Calculating holiday pay for part-year workers: are you doing it right?

Oct 6, 2022 | Information

Perhaps one of the most litigated employment law topics of the last few years has been the issue of holidays, from holiday entitlement through to holiday pay. The most recent chapter on the topic of holidays comes from the Supreme Court decision in Harpur Trust v Brazel [2022] UKSC 21, where the court held that employers can no longer use the 12.07% method to calculate holiday for “part-year workers” (such as term-time only and zero-hour contracts). The Acas guidance (which is now withdrawn) said that holiday of 5.6 weeks was equivalent to 12.07% of hours worked over a year, which proved to be an easy way of calculating holiday for a worker with variable hours.

The background

The Harpur case involved a visiting music teacher who was engaged on a zero-hours contract to work variable hours during term times.
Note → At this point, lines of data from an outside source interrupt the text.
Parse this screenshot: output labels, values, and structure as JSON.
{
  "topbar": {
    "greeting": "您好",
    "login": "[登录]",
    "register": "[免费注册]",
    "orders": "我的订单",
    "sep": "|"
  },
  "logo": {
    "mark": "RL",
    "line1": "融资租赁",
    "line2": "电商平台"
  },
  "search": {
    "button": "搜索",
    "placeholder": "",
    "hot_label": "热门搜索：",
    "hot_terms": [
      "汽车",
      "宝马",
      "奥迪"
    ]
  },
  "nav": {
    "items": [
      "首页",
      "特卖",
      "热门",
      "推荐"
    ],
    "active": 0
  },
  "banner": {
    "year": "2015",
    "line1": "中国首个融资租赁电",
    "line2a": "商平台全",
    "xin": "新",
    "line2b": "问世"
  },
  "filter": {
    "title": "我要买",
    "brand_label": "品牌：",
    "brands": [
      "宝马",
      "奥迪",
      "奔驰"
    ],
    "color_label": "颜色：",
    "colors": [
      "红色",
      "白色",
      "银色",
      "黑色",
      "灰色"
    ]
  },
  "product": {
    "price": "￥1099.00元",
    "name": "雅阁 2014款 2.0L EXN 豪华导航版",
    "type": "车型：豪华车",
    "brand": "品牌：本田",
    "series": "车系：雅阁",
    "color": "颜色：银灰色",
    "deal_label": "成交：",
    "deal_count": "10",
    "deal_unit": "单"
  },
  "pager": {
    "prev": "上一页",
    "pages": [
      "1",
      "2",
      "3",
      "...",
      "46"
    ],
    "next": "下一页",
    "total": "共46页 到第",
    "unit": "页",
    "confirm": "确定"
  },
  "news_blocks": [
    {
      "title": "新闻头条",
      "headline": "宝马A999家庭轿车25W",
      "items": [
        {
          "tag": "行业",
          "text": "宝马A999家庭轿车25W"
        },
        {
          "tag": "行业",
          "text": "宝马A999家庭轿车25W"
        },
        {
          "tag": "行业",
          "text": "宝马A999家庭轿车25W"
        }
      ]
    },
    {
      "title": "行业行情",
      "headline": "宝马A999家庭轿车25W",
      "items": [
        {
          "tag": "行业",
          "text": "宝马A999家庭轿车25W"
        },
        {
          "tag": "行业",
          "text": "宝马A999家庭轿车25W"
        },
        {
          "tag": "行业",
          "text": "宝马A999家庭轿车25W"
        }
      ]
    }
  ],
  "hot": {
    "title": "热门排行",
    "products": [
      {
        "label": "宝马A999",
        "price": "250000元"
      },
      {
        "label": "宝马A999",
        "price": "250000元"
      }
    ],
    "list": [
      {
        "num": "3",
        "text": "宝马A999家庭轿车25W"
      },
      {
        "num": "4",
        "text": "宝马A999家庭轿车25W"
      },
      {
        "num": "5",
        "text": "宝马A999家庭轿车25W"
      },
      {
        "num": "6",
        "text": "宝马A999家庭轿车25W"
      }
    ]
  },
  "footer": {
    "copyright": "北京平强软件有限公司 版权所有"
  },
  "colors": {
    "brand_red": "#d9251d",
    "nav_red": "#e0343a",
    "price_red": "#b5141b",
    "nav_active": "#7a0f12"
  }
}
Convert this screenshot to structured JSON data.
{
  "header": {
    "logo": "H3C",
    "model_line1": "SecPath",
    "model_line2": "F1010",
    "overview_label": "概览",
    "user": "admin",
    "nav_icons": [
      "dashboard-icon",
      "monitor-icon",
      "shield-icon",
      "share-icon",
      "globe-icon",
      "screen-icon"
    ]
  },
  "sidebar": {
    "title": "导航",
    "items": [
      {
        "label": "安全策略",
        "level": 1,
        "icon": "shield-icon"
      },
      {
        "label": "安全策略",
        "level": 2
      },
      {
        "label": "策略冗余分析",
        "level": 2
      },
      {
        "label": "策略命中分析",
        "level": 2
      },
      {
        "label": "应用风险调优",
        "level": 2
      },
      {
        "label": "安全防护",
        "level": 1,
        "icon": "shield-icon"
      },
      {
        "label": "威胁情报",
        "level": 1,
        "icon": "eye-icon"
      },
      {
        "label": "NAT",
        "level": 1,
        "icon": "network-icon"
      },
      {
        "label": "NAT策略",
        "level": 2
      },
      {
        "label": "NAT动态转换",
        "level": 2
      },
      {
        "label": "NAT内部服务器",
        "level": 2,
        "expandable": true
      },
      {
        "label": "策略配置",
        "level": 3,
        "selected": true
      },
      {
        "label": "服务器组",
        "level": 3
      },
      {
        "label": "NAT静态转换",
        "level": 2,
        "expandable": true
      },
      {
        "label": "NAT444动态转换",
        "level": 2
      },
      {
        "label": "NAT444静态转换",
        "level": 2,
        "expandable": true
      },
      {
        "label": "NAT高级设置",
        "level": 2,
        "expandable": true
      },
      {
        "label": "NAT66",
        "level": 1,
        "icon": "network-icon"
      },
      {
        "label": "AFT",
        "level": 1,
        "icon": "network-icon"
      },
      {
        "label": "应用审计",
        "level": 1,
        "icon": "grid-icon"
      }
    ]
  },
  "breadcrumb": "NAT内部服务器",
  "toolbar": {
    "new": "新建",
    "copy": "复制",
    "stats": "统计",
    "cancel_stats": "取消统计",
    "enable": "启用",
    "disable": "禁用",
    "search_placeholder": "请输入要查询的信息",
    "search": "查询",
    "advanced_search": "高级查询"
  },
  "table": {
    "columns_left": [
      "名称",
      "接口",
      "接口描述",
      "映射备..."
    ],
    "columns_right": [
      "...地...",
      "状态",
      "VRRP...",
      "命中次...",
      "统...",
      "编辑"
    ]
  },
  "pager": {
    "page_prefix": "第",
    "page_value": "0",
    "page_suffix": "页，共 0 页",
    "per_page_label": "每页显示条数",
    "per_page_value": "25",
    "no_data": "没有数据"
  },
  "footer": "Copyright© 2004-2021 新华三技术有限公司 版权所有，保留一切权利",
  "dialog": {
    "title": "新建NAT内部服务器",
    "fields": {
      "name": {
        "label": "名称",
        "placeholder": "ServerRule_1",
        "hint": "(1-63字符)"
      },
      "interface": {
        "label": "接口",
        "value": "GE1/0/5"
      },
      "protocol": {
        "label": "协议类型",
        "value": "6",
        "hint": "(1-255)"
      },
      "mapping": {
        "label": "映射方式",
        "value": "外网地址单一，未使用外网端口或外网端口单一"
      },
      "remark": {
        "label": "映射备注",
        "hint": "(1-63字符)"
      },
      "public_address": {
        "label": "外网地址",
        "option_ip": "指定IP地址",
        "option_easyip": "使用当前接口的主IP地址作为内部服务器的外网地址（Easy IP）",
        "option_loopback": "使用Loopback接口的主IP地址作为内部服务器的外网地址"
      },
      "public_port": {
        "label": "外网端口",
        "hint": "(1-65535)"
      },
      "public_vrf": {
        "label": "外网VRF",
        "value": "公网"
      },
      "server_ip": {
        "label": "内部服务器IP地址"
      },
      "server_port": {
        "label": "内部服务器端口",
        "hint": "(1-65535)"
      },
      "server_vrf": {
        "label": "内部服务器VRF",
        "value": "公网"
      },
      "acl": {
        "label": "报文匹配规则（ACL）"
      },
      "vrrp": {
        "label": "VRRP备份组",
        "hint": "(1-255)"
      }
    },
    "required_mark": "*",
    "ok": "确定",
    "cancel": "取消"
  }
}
Her annual leave entitlement was 5.6 weeks each year, which she took during the school holidays, and her holiday pay was calculated by reference to an average week’s pay over a 12-week period and multiplying that by 5.6. When her employer, Harpur Trust altered the way it calculated holiday pay to 12.07%, this resulted in a lower amount of holiday pay being paid to Mrs Brazel. Mrs Brazel claimed unauthorised deductions from pay, but the employment tribunal decided against her. However, she appealed and the EAT and Court of Appeal found in her favour. Harpur Trust appealed, but the Supreme Court dismissed the appeal.

The decision

The Supreme Court agreed with the Court of Appeal that the 12.07% method was incorrect and that holiday pay for part-year workers on permanent contracts should be calculated using the “calendar week method”, i.e. determine an average week’s pay over a period of 12 weeks, ignoring any weeks where no work was undertaken, and multiply the average by 5.6 weeks. It was wrong to pro-rata the leave to account for weeks not worked.

The net result is that atypical workers may get higher rates of holiday pay than full-time or part-time workers, despite not working all year round, as the amount of annual leave is not directly linked to the amount of work done and doesn’t have to be proportional to a full-time worker. The Supreme Court held that this was not contrary to the Working Time Regulations.

What the decision means in practice

Employers need to be aware that where they have an atypical workforce who are on permanent contracts but only work for part of the year and whose hours vary, the correct method of calculating their holiday pay is to use the “calendar week method”. Where term time only staff are paid a monthly salary, they will not be affected by this decision.

Methods of calculation need to be addressed immediately and policies may need to be updated to reflect this decision so as to avoid any claims of underpaid holiday pay. Employers may also need to decide upon a strategy for dealing with any historic underpayments if staff raise a complaint.

Since the Harpur case, the 12-week average period has been extended to 52 weeks and so an employer would need to take a workers’ average pay over the preceding 52 week period in order to calculate their holiday pay, ignoring any weeks where no work was carried out.

Despite the clarification provided by the Supreme Court, holiday pay will continue to be a complex area and will no doubt be the subject of further litigation until the legislation is revised to take account of the ever-increasing atypical work force.